“Jamie is a natural leader on the Newark campus. She is respected by faculty and staff here. She is so admired because she is highly skilled and also friendly and open. People trust Jamie — they know that she works hard, she is knowledgeable and she is helpful.”
Lawrence Williamson Jr.
Director, Frank W. Hale Black Cultural Center
Office of Diversity and Inclusion
Larry Williamson could well have been honored with a Distinguished Staff Award for work he does that is not strictly part of his job description.
After all, two annual campus-wide events — the day of service and celebration on Martin Luther King Jr. Day and the Thanksgiving Dinner that has grown to serve more than 3,000 international students annually — came about directly because of him.
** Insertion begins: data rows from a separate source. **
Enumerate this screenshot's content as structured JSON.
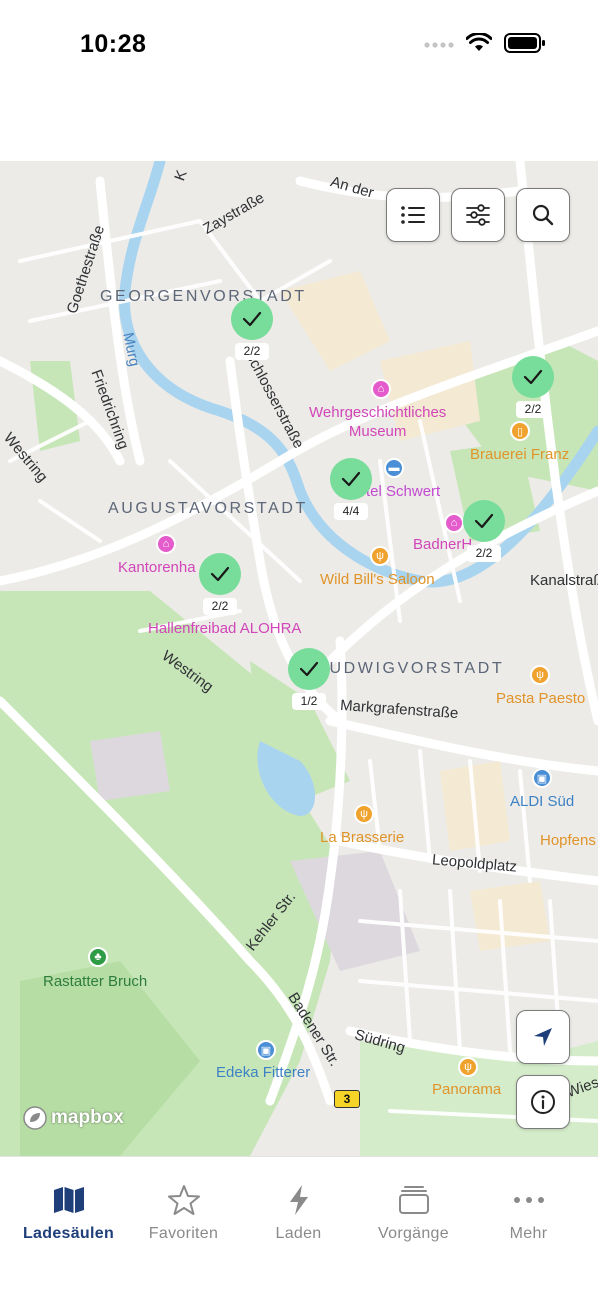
{
  "status_bar": {
    "time": "10:28"
  },
  "map": {
    "districts": {
      "georgenvorstadt": "GEORGENVORSTADT",
      "augustavorstadt": "AUGUSTAVORSTADT",
      "ludwigvorstadt": "LUDWIGVORSTADT"
    },
    "streets": {
      "zaystrasse": "Zaystraße",
      "goethestrasse": "Goethestraße",
      "friedrichring": "Friedrichring",
      "westring_top": "Westring",
      "westring_bottom": "Westring",
      "schlosserstrasse": "Schlosserstraße",
      "markgrafenstrasse": "Markgrafenstraße",
      "kanalstrasse": "Kanalstraß",
      "leopoldplatz": "Leopoldplatz",
      "kehler_str": "Kehler Str.",
      "badener_str": "Badener Str.",
      "suedring": "Südring",
      "an_der": "An der",
      "murg": "Murg",
      "wies": "Wies",
      "k": "K",
      "route_number": "3"
    },
    "pois": {
      "museum": "Wehrgeschichtliches Museum",
      "museum_line1": "Wehrgeschichtliches",
      "museum_line2": "Museum",
      "brauerei": "Brauerei Franz",
      "hotel": "tel Schwert",
      "badner": "BadnerH",
      "kantorenhaus": "Kantorenha",
      "wild_bills": "Wild Bill's Saloon",
      "hallenfreibad": "Hallenfreibad ALOHRA",
      "pasta": "Pasta Paesto",
      "aldi": "ALDI Süd",
      "hopfens": "Hopfens",
      "brasserie": "La Brasserie",
      "rastatter_bruch": "Rastatter Bruch",
      "edeka": "Edeka Fitterer",
      "panorama": "Panorama"
    },
    "markers": [
      {
        "count": "2/2"
      },
      {
        "count": "2/2"
      },
      {
        "count": "4/4"
      },
      {
        "count": "2/2"
      },
      {
        "count": "2/2"
      },
      {
        "count": "1/2"
      }
    ],
    "attribution": "mapbox"
  },
  "buttons": {
    "list": "list-icon",
    "filter": "sliders-icon",
    "search": "search-icon",
    "locate": "location-arrow-icon",
    "info": "info-icon"
  },
  "tabs": [
    {
      "label": "Ladesäulen",
      "icon": "map-icon",
      "active": true
    },
    {
      "label": "Favoriten",
      "icon": "star-icon",
      "active": false
    },
    {
      "label": "Laden",
      "icon": "bolt-icon",
      "active": false
    },
    {
      "label": "Vorgänge",
      "icon": "stack-icon",
      "active": false
    },
    {
      "label": "Mehr",
      "icon": "more-icon",
      "active": false
    }
  ],
  "colors": {
    "accent": "#1f3f7a",
    "marker": "#78dc9a",
    "water": "#a9d4ef",
    "park": "#c7e6b8",
    "map_bg": "#ecebe7",
    "tab_inactive": "#8a8a8a"
  }
}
He serves as advisor to three student groups. He is the curator for art exhibitions (including the annual Staff Arts and Crafts Exhibit) in Bricker Hall. And he serves on numerous campus-wide committees that nominators say all benefit from his presence.
But it has been Williamson’s work as director of the Hale Black Cultural Center that has been truly exemplary. Attracting more than 100,000 visitors a year and open 24 hours a day, the center is one of the top-rated of its kind in the country.
It is to his credit that the operation of the center did not miss a beat when its former home was razed and the center relocated, despite the fact that it went from having an entire building to occupying a single floor in another building. It could have been a volatile situation, but Williamson diplomatically pulled it off for the greater good.
“We made the transition happen in a way that would still accommodate all the functions of the previous building and without students losing any services,” a nominator wrote. “The renovation plans worked, saving thousands of dollars, and the center even gained a Civil Rights Library.”
“Larry serves passionately and far beyond his university title,” another nominator wrote. “He has distinguished himself as a credible, honorable and authentic leader based on the simple belief that he can and should make a difference. And indeed — he has.”